Tolerance mechanism in experimental ovarian and gastric autoimmune diseases.J Immunol 1992; 149(6):2212-8JI

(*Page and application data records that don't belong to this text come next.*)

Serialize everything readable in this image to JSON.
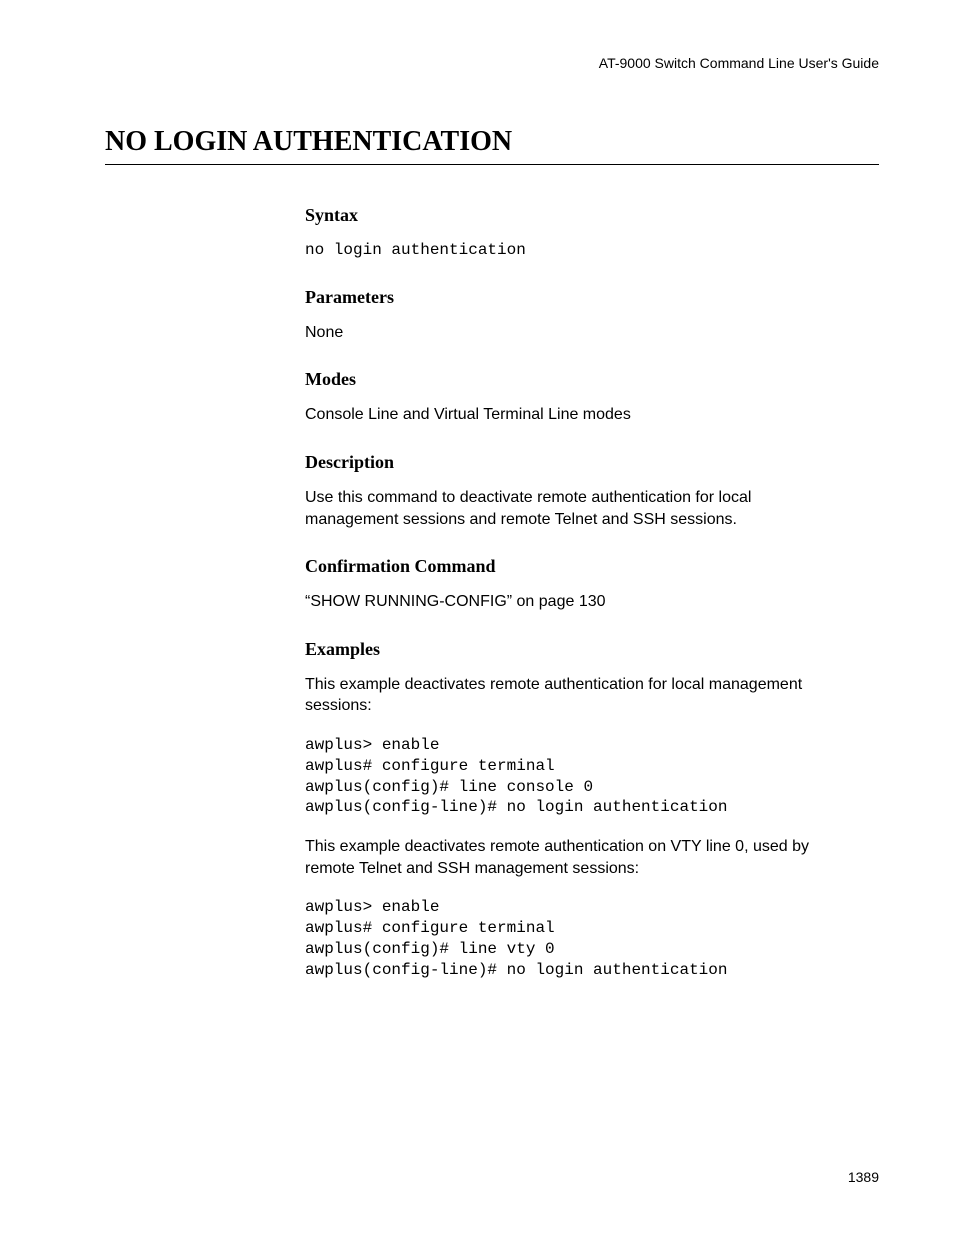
{
  "header": {
    "guide": "AT-9000 Switch Command Line User's Guide"
  },
  "title": "NO LOGIN AUTHENTICATION",
  "sections": {
    "syntax": {
      "heading": "Syntax",
      "command": "no login authentication"
    },
    "parameters": {
      "heading": "Parameters",
      "text": "None"
    },
    "modes": {
      "heading": "Modes",
      "text": "Console Line and Virtual Terminal Line modes"
    },
    "description": {
      "heading": "Description",
      "text": "Use this command to deactivate remote authentication for local management sessions and remote Telnet and SSH sessions."
    },
    "confirmation": {
      "heading": "Confirmation Command",
      "text": "“SHOW RUNNING-CONFIG” on page 130"
    },
    "examples": {
      "heading": "Examples",
      "intro1": "This example deactivates remote authentication for local management sessions:",
      "code1": "awplus> enable\nawplus# configure terminal\nawplus(config)# line console 0\nawplus(config-line)# no login authentication",
      "intro2": "This example deactivates remote authentication on VTY line 0, used by remote Telnet and SSH management sessions:",
      "code2": "awplus> enable\nawplus# configure terminal\nawplus(config)# line vty 0\nawplus(config-line)# no login authentication"
    }
  },
  "pageNumber": "1389"
}
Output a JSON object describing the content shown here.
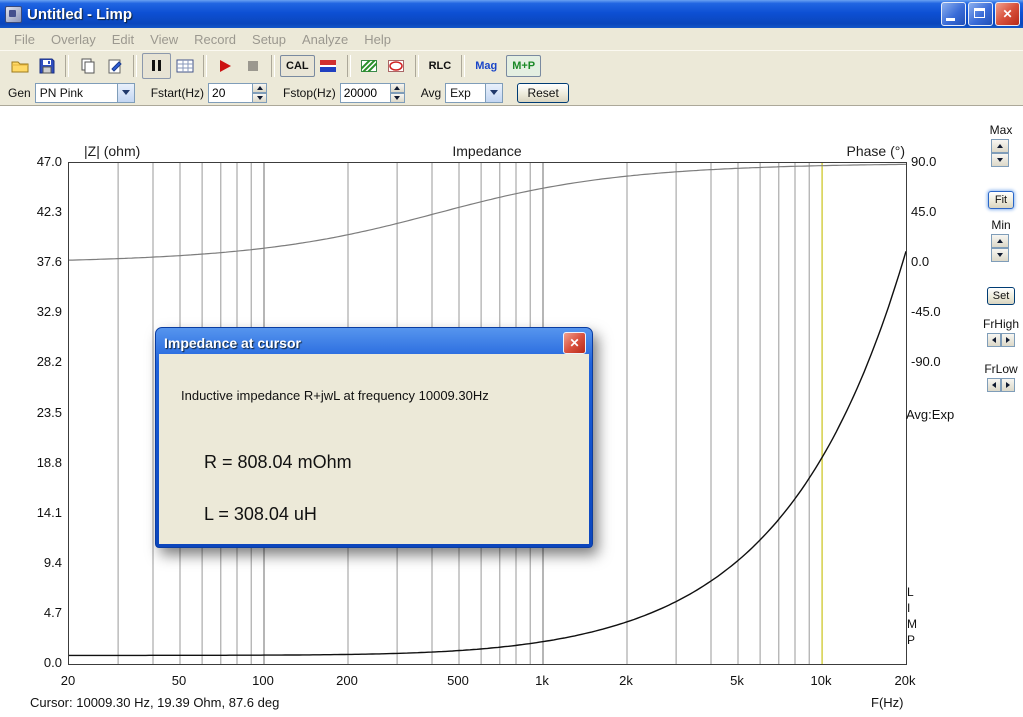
{
  "icons": {
    "close_glyph": "✕"
  },
  "window": {
    "title": "Untitled - Limp",
    "menu": [
      "File",
      "Overlay",
      "Edit",
      "View",
      "Record",
      "Setup",
      "Analyze",
      "Help"
    ]
  },
  "toolbar": {
    "cal_label": "CAL",
    "rlc_label": "RLC",
    "mag_label": "Mag",
    "mp_label": "M+P"
  },
  "settings": {
    "gen_label": "Gen",
    "gen_value": "PN Pink",
    "fstart_label": "Fstart(Hz)",
    "fstart_value": "20",
    "fstop_label": "Fstop(Hz)",
    "fstop_value": "20000",
    "avg_label": "Avg",
    "avg_value": "Exp",
    "reset_label": "Reset"
  },
  "side_panel": {
    "max_label": "Max",
    "fit_label": "Fit",
    "min_label": "Min",
    "set_label": "Set",
    "frhigh_label": "FrHigh",
    "frlow_label": "FrLow",
    "avg_text": "Avg:Exp"
  },
  "chart_data": {
    "type": "line",
    "title": "Impedance",
    "watermark": "L I M P",
    "x_axis": {
      "label": "F(Hz)",
      "scale": "log",
      "range_hz": [
        20,
        20000
      ],
      "tick_values": [
        20,
        50,
        100,
        200,
        500,
        1000,
        2000,
        5000,
        10000,
        20000
      ],
      "tick_labels": [
        "20",
        "50",
        "100",
        "200",
        "500",
        "1k",
        "2k",
        "5k",
        "10k",
        "20k"
      ]
    },
    "y_axis_impedance": {
      "label": "|Z| (ohm)",
      "range_ohm": [
        0,
        47
      ],
      "tick_labels": [
        "47.0",
        "42.3",
        "37.6",
        "32.9",
        "28.2",
        "23.5",
        "18.8",
        "14.1",
        "9.4",
        "4.7",
        "0.0"
      ]
    },
    "y_axis_phase": {
      "label": "Phase (°)",
      "max_deg": 90,
      "min_deg": -90,
      "fraction_of_height": 0.4,
      "tick_labels": [
        "90.0",
        "45.0",
        "0.0",
        "-45.0",
        "-90.0"
      ]
    },
    "model": {
      "description": "inductive impedance R+jwL",
      "R_ohm": 0.80804,
      "L_H": 0.00030804
    },
    "series": [
      {
        "name": "impedance-magnitude",
        "color": "#101010",
        "x_hz": [
          20,
          50,
          100,
          200,
          500,
          1000,
          2000,
          5000,
          10000,
          20000
        ],
        "z_ohm": [
          0.81,
          0.81,
          0.83,
          0.9,
          1.26,
          2.1,
          3.96,
          9.71,
          19.39,
          38.72
        ]
      },
      {
        "name": "phase",
        "color": "#7d7d7d",
        "x_hz": [
          20,
          50,
          100,
          200,
          500,
          1000,
          2000,
          5000,
          10000,
          20000
        ],
        "phase_deg": [
          2.7,
          6.8,
          13.5,
          25.6,
          50.1,
          67.3,
          78.2,
          85.2,
          87.6,
          88.8
        ]
      }
    ],
    "cursor": {
      "frequency_hz": 10009.3,
      "impedance_ohm": 19.39,
      "phase_deg": 87.6,
      "color": "#d2cc3a"
    }
  },
  "dialog": {
    "title": "Impedance at cursor",
    "message": "Inductive impedance R+jwL at frequency 10009.30Hz",
    "r_line": "R = 808.04 mOhm",
    "l_line": "L = 308.04 uH"
  },
  "status_bar": {
    "cursor_text": "Cursor: 10009.30 Hz, 19.39 Ohm, 87.6 deg"
  }
}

Neonatal splenocytes, neonatal thymocytes, or phenotypically mature adult thymocytes, transferred from normal BALB/c mice to syngeneic athymic nu/nu (or SCID) mice, led to autoimmune oophoritis and autoimmune gastritis, with corresponding serum autoantibodies, in the recipients. The overall disease incidence was 73%; the pathology ranged from mild to severe, with complete loss of ovarian follicles and gastric parietal cells. CD4+ neonatal spleen cells and CD4+ CD8- adult thymocytes were required for autoimmune disease induction. Adult spleen cells did not elicit disease, but they prevented disease when co-transferred with neonatal spleen cells. However, in confirmation of an earlier report by Sakaguchi et al., (J. Exp. Med. 161:72, 1985), a subset of adult splenic T cells expressing a low level of CD5 molecules elicited similar autoimmune diseases. Thus, self-reactive T cells responsible for autoimmune disease of the stomach and ovary are not effectively deleted in the thymus, and they exist in the peripheral lymphoid organs of normal mice. We conclude that the functional expression of the self-reactive T cells is ontogenetically regulated; whereas T cells in the neonatal mice readily elicited autoimmune diseases in nu/nu recipients, regulatory cells may render self-reactive T cells in the normal adults unresponsive.